Alfred Hitchcock, in conversation with Francois Truffaut, insisted that audiences can have sympathy for the villains in films. Using his own Psycho as an example, the master of suspense held forth that if we see a crime being committed on screen, at least some part of us aligns ourselves with the perp and wants them to get away with it. With his latest offering, Mexican fantasist Guillermo del Toro tests this theory to near destruction.
Based on the 1946 novel by William Lindsay Gresham and previously filmed by Edmund Goulding with Tyrone Power in 1947, Nightmare Alley follows the fortunes of drifter and grifter Stanton Carlisle (Bradley Cooper), who flees the bleak Midwest and his own dark past to find himself on the sideshow circuit, taking lowly jobs among the carnival barkers, sideshow acts and freaks.
It’s tough work, but at least he’s not a geek—a dissolute drunk pretending to be a genetic throwback and biting the heads off chickens to the fascinated horror of the crowd.
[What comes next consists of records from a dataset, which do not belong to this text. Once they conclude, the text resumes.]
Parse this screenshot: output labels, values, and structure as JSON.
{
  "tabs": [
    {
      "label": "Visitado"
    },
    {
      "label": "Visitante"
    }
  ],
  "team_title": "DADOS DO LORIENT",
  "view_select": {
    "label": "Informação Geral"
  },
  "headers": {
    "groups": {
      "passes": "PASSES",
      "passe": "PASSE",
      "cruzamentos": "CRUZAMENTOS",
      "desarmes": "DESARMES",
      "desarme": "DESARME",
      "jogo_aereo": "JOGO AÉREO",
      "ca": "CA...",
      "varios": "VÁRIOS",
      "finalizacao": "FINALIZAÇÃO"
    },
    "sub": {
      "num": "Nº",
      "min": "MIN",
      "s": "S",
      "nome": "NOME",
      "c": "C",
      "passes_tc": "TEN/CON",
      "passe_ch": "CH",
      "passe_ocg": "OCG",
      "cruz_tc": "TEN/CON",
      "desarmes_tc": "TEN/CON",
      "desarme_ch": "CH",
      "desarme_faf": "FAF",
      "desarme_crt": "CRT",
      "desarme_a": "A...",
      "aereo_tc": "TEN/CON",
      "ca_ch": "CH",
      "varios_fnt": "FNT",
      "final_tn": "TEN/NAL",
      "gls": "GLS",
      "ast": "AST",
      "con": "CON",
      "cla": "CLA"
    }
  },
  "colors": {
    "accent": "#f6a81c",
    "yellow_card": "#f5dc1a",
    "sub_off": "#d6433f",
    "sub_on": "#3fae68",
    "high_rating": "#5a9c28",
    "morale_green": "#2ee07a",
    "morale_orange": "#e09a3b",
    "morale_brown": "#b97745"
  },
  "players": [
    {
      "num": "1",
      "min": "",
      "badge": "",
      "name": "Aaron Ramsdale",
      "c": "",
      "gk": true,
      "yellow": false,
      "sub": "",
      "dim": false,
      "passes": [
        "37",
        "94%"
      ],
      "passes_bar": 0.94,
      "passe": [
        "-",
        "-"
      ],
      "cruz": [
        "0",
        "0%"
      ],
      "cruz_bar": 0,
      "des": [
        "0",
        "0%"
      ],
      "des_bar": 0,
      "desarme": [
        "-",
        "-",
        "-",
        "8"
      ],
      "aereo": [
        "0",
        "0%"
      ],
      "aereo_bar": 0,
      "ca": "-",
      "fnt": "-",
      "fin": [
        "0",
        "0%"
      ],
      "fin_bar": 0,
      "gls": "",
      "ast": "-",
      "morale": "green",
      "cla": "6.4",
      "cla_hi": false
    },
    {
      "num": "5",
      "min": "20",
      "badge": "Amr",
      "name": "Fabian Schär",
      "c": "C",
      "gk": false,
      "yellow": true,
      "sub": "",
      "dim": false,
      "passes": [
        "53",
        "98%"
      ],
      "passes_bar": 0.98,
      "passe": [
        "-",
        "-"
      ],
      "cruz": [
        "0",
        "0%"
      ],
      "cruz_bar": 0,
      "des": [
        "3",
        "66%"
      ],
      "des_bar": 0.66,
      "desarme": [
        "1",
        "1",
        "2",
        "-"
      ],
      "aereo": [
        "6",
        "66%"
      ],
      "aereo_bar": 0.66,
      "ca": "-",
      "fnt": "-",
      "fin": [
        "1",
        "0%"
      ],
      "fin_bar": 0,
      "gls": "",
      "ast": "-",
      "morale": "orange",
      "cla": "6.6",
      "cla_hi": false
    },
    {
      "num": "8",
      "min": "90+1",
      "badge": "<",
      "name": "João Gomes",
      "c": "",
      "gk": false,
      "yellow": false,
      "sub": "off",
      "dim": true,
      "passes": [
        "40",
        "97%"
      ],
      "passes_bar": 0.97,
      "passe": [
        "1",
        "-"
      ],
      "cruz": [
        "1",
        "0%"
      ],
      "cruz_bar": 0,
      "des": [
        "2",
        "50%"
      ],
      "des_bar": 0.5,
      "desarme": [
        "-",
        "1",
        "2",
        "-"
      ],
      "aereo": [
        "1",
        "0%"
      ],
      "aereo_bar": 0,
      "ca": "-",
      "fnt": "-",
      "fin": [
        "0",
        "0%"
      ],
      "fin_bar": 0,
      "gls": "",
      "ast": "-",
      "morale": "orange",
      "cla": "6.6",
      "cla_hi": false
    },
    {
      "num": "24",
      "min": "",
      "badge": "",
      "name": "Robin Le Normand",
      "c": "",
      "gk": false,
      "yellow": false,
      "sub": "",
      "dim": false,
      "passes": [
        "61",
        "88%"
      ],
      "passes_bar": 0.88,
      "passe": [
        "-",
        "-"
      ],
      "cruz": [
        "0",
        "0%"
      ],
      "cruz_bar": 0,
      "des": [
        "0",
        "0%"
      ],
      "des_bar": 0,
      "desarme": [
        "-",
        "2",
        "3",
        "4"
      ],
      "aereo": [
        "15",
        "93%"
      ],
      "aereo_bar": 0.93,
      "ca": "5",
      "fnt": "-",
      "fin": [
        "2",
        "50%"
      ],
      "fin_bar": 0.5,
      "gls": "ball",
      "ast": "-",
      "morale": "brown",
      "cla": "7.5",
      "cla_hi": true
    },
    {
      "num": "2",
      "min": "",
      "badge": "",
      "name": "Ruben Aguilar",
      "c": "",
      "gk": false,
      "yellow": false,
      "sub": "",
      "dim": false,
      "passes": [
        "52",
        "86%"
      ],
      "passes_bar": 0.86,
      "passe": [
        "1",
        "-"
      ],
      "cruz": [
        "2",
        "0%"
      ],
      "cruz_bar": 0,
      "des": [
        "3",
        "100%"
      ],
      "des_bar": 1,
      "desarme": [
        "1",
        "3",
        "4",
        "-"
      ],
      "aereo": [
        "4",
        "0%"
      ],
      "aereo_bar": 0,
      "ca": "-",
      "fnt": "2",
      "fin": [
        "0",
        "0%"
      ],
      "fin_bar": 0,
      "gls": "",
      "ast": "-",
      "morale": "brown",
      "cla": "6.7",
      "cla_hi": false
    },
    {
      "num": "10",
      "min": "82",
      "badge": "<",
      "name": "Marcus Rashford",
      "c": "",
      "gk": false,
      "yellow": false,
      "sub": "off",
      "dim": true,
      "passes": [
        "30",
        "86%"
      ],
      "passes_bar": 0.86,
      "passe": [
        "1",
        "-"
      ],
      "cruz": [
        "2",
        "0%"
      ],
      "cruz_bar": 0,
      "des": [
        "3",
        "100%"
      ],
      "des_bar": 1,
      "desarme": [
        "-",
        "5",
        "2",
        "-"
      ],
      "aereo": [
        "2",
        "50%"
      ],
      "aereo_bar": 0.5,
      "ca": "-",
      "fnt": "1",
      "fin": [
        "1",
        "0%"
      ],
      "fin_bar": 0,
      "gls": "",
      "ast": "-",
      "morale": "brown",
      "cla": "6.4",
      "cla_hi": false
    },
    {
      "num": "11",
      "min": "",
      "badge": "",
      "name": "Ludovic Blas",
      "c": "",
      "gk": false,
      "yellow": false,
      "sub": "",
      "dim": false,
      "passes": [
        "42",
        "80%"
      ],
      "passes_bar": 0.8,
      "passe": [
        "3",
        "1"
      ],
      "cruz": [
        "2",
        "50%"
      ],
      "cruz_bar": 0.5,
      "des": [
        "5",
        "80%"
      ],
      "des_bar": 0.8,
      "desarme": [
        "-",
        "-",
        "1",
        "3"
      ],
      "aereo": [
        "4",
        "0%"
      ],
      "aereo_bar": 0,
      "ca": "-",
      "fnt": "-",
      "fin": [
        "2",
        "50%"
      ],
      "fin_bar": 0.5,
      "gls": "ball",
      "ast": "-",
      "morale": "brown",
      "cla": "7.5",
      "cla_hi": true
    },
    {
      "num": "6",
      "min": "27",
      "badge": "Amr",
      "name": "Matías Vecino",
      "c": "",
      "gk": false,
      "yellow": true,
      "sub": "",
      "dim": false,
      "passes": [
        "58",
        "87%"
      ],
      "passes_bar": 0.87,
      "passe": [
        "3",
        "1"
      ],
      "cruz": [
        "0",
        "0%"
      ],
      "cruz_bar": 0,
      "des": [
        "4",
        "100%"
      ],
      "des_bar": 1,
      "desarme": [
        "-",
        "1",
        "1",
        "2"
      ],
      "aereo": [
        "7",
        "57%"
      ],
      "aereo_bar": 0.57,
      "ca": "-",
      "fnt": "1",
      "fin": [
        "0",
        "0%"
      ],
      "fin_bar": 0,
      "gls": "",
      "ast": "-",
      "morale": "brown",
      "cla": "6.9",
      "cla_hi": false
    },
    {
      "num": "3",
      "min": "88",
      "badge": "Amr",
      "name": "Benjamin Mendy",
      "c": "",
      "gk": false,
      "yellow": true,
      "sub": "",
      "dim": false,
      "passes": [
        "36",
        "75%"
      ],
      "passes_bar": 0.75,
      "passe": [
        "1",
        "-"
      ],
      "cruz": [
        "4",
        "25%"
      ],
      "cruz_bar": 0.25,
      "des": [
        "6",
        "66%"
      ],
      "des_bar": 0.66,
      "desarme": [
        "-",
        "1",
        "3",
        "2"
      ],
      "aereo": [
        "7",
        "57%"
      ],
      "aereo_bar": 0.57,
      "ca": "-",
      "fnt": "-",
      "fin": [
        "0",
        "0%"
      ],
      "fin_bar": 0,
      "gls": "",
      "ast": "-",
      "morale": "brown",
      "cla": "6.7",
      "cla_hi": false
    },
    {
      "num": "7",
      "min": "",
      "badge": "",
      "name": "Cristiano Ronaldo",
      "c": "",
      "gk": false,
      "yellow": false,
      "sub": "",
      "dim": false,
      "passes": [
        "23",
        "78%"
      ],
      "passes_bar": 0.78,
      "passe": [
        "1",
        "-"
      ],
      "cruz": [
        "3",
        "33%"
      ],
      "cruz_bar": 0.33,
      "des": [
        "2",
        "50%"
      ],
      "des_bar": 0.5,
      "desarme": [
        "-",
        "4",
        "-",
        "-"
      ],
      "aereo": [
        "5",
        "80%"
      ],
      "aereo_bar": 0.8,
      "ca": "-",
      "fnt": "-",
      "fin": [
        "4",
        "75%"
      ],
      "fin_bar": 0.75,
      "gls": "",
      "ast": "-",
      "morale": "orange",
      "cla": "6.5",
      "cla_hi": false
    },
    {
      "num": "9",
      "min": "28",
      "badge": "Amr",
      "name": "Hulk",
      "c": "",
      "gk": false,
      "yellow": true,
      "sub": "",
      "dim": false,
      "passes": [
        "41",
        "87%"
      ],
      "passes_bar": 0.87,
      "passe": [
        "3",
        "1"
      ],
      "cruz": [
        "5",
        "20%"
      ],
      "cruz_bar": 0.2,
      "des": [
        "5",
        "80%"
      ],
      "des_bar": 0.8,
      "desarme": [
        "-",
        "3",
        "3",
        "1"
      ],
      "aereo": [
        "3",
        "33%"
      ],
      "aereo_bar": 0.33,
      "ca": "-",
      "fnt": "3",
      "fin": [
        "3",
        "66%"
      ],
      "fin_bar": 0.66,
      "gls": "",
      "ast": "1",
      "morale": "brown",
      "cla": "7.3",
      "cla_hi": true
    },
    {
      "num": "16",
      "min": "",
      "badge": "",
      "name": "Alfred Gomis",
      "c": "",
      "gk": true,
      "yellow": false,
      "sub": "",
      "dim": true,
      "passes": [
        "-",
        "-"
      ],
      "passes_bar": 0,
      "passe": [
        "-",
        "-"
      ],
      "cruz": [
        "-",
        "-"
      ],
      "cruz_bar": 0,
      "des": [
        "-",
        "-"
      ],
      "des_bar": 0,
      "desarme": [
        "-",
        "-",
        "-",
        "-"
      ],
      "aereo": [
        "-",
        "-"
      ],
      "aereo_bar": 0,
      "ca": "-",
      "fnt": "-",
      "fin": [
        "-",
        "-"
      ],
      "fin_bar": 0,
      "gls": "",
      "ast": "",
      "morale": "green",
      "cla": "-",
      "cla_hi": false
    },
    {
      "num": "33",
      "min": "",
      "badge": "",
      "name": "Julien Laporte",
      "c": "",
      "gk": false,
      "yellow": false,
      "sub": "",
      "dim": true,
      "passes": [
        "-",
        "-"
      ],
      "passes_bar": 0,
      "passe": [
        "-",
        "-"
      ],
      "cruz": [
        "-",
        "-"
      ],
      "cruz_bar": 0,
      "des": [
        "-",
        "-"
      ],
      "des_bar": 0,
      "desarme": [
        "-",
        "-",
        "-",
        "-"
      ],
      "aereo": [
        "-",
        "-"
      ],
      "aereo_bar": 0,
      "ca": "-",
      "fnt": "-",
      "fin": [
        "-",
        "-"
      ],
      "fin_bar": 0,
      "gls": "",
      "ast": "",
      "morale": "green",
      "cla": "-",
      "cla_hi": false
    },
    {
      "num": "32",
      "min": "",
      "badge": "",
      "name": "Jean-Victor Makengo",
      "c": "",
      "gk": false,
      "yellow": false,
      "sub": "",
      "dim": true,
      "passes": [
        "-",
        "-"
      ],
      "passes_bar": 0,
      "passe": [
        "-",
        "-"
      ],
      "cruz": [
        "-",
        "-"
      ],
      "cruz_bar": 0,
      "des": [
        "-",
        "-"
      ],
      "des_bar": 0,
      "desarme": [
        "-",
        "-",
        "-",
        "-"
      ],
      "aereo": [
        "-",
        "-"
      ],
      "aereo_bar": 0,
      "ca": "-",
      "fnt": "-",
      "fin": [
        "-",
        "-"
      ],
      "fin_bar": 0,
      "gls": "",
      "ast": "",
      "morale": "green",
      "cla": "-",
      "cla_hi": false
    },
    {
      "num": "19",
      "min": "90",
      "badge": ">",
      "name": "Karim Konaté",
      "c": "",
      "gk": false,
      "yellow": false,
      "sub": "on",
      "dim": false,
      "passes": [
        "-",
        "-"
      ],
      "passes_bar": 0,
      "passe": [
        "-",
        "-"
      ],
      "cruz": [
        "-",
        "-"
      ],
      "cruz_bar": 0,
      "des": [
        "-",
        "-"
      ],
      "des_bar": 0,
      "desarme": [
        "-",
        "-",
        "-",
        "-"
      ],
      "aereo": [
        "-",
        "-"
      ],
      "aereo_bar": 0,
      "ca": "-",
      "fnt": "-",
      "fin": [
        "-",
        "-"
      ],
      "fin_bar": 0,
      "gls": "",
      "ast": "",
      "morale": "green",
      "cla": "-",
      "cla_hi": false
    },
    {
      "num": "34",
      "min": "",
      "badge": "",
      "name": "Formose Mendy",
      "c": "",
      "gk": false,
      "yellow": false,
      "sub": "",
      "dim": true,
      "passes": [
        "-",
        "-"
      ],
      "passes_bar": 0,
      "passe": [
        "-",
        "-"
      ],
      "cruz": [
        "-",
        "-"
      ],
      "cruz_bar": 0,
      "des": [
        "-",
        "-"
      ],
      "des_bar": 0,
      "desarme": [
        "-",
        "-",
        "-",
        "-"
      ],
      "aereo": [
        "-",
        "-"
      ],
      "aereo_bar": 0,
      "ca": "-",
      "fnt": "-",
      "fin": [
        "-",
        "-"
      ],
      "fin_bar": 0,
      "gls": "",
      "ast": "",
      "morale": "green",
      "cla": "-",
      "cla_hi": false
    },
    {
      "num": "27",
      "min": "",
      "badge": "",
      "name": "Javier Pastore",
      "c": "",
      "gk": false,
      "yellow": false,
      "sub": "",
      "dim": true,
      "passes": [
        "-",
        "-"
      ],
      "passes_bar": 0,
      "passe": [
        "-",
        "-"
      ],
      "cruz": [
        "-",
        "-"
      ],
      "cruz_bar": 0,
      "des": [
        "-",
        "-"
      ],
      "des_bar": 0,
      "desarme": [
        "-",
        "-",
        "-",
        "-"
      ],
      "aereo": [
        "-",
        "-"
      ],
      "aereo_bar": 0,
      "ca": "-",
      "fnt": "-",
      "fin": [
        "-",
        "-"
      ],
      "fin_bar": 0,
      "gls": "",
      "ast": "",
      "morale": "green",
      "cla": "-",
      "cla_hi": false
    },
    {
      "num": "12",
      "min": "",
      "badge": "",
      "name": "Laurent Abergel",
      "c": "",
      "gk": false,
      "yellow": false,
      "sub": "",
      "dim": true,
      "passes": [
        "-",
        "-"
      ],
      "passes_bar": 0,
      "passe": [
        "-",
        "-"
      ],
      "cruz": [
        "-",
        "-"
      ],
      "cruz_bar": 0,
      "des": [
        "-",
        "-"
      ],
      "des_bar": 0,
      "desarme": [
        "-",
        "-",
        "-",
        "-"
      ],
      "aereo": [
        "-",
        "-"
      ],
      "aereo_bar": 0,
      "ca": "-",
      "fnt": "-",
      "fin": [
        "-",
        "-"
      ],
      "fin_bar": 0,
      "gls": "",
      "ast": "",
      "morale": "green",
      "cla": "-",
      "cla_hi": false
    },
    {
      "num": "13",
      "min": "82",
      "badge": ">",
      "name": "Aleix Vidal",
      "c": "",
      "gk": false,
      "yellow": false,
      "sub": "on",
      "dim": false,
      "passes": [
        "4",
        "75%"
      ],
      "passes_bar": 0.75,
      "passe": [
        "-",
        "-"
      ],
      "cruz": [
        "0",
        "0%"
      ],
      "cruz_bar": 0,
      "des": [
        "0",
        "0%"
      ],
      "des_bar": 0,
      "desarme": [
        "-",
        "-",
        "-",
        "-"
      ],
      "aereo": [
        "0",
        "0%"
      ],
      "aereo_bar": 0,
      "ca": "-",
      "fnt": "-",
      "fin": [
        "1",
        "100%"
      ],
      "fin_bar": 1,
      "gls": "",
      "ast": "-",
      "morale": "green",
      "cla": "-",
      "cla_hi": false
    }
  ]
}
Besides, Stan is a smart, charming guy with no small amount of ambition. He learns mentalism and cold reading—the art of discerning someone’s secrets at first glance—from old carny couple Pete and Zeena (David Strathairn and Toni Collette), and romances fellow carnival performer Molly (Rooney Mara).
It isn’t long before Stan and Molly have their own act and are grifting New York elites as “The Great Stanton” and his lovely assistant. Stan has found success—but then psychologist Lillith Ritter (Cate Blanchett) enters his life, and the possibility of scamming her rich clients using her private notes and Stan’s skills is too tempting to resist…
That’s a lot of plot synopsis, and it’s really just the bare essentials—Nightmare Alley sprawls, from the gutters and overpasses of the underclass to the boardwalks of the carnival, to Park Avenue and the art deco palaces of the fabulously wealthy and morally bankrupt. Although it must be said that in the film’s moral universe, almost everyone is a fallen soul—a shill or a grifter, a predator or a patsy.
The ensemble cast—which also includes Willem Dafoe, Ron Perlman, Richard Jenkins, Mary Steenburgen, Clifton Collins Jr, Jim Beaver, Tim Blake Nelson, and Holt McCallany—are for the most part a rogues’ galley of the desperate, deranged and dangerous. And as ever in del Toro’s filmography, the most freakish characters to normie eyes are not the most depraved—the real monsters hide their evil behind dapper patter and seductive smiles.
Which brings us to Cooper’s Stanton, one of the most fascinating and evil protagonists in cinema since…well, if we’re going to stay in film noir’s broad church, Linda Fiorentino’s Bridget in 1994’s The Last Seduction. Stan is avarice made flesh, and it is never less than compelling to see how far he will go to climb the ladder of success. We recognise his hunger, and we know that nothing can sate it—there is no final destination, only the next rung matters.
In a cast not short of incredible actors, Cooper’s performance is utterly arresting, and watching him gradually shed layers of civility and protective camouflage until he stands, revealed, as his true monstrous self is a journey that would do Dante proud.
Yet never has monstrosity looked so beautiful. Del Toro, working with cinematographer Dan Laustsen and production designer Tamara Deverell, has created a gorgeous phantasmagoria in which this funhouse fable plays out. Nightmare Alley never shoots for realism in its presentation, and we’re never under the impression that we’re watching anything other than a fiction, but that’s the point: like the works of del Toro’s beloved Symbolist painters, the bizarre, outré, and ‘unrealistic’ elements signify deeper truths. And if you don’t want to look deeper, it’s all so pretty you can just groove on the aesthetic—Blanchett’s gilded art deco office is worth the ticket price alone.
There is no more singular and distinct voice working in mainstream cinema than Guillermo del Toro right now, and Nightmare Alley might be the most thorough explication of his obsessions and themes yet. This is not a film that will make converts, and that’s okay. What it is, is a del Toro flick through and through: a macabre, mystical, carnival ride through a world of beautiful monsters and monstrous humans that reflects our own moral crises back to us like a funhouse mirror.